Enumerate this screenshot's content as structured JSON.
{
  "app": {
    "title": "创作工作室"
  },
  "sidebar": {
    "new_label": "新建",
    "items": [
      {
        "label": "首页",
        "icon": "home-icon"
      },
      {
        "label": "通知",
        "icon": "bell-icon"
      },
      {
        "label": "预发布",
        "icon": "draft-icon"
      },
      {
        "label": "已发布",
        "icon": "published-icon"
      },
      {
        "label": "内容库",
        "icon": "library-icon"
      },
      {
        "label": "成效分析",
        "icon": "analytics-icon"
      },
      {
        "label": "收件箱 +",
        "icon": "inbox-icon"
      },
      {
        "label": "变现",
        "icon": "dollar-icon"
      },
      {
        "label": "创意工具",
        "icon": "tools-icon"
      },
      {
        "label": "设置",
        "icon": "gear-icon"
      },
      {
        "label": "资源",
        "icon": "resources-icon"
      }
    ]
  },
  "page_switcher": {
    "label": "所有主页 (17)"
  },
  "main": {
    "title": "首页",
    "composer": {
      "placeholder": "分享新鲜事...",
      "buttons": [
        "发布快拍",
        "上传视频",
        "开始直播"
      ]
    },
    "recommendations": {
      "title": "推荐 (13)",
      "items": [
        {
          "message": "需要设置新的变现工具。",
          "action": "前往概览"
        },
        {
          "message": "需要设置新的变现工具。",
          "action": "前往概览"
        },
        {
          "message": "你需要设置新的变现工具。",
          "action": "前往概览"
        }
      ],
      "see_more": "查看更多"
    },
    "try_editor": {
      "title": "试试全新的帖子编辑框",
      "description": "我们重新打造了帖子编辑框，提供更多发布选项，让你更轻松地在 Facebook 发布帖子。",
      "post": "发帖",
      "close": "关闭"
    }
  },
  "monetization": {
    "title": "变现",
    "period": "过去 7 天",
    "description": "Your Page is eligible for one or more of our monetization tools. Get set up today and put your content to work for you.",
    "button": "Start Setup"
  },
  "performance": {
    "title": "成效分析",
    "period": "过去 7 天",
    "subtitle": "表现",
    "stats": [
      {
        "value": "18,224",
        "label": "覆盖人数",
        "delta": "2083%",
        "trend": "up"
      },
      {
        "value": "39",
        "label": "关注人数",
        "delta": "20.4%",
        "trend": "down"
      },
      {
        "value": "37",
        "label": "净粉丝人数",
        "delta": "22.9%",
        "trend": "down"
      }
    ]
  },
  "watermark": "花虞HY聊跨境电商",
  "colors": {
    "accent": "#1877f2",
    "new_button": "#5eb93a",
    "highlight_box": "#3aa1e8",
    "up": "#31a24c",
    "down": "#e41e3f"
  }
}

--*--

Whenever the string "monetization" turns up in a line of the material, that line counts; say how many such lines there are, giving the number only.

2